At the start of the millennium, cosmetic procedures and aesthetic treatments were an exclusive realm, open only to the rich and famous. Almost 20 years on and the powers of aesthetic medicine are no longer reserved for the financial elite, as procedures become more widely available, affordable – and accepted as the social norm. In 2019, a visit to your aesthetic clinic is as mundane as a doctor or dentist appointment.
Aesthetic medicines proliferation into everyday life has coincided with the rise of the self-care and mental-health awareness movement, and experts are taking notice. As a result, the psychological motivations and side-effects of aesthetic treatments are at the forefront of new research, and the results might surprise you…
‘People choose minimally invasive cosmetic procedures to look and feel good,’
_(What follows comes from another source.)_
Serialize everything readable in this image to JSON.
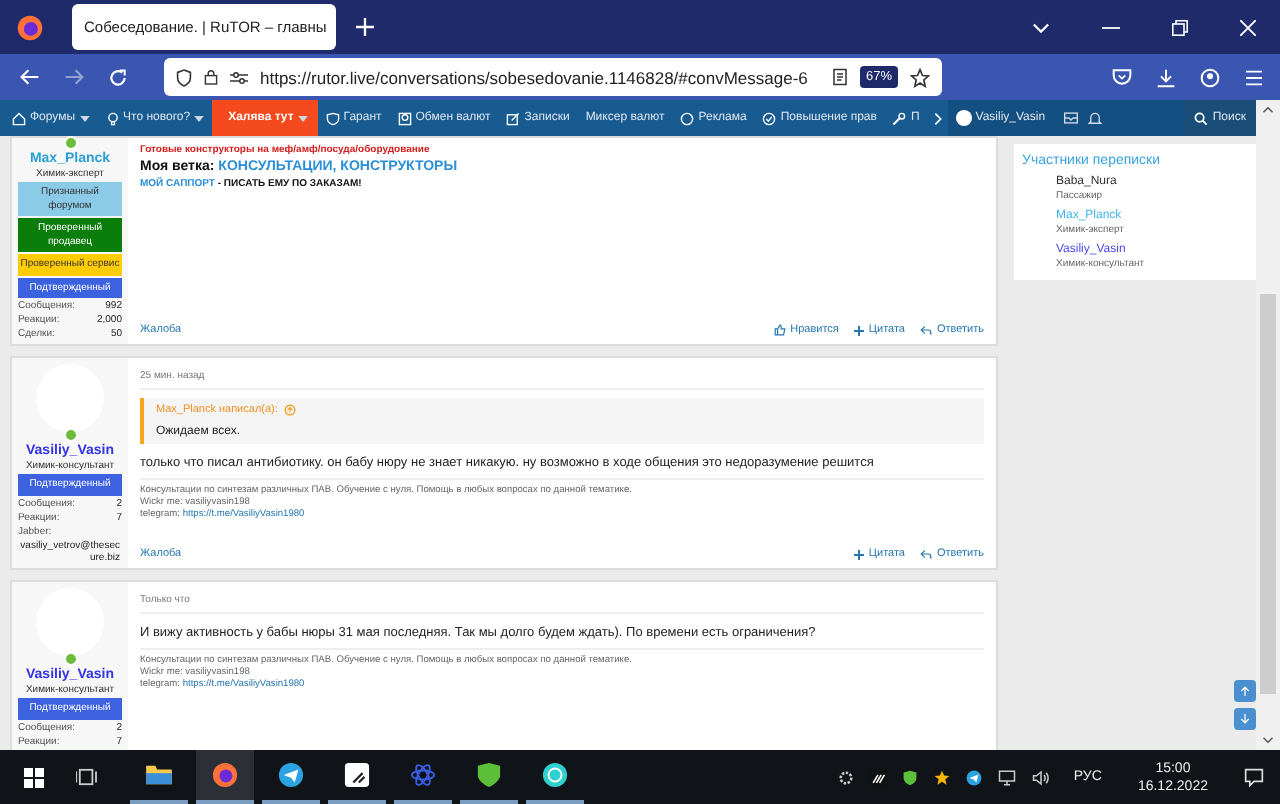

From a study of 500 patients who underwent aesthetic procedures in 2017, more than 70% were said to be motivated by psychological wellbeing and an increased self-confidence, over physical appearance. The study found that unlike the out-dated and clichéd stigma of vanity and self-obsession, those who underwent aesthetic treatments were generally normal, sensible people with individual stories and concerns. Their motivations were varied, complex and usually independent of spousal or peer influence. In other words, they were having the procedure for them and them alone. Self-perceived physical ‘imperfections’ can stem from deep rooted beliefs, and a good practitioner knows that ‘a patients motivations should never be considered trivial.’
Whilst a problematic relationship with your physical appearance can be targeted through long intensive counselling, it is understandable why many patients would rather alleviate their distress with a quick 30-minute procedure. In fact, many of the study’s participants reported ‘a better quality of life’ and feelings of ‘sustained wellbeing’ following treatment.
Botox – the New Antidepressant?
It’s not just the psychology of aesthetics that’s proving beneficial to mental health. Botulinum Toxin (Botox) is currently undergoing clinical assessment for its potential use in the treatment of symptoms of depression. A small scale 2017 clinical trial reported that, when administered as a complementary treatment alongside traditional therapy, patients reported an ‘improved quality of life’ and a reduction in intense depressive symptoms.
Whilst the exact scientific reason behind these results is still uncertain, the trial scientists believe that it has something to do with a disruption to the ‘facial feedback mechanism.’ When we make different facial expressions, the muscle movement transmits a message to the brain that signals a corresponding emotion. The contraction of the forehead and frown-line is translated by the brain as requiring a negative emotional response and activity in this area is often significantly increased in depressed patients. Administering Botox to the (glabellar) frown line and forehead helps decrease movement in these areas and limit the negative signals sent to the brain!
As a professional aesthetic practitioner, it is important to assess patients individually and thoroughly evaluate their physical and mental health before any medical procedure, yet whilst still in its’ early research stage, these findings suggest a bold step forward in the treatment of depression and a significant shift in the understanding and application of aesthetic medicine.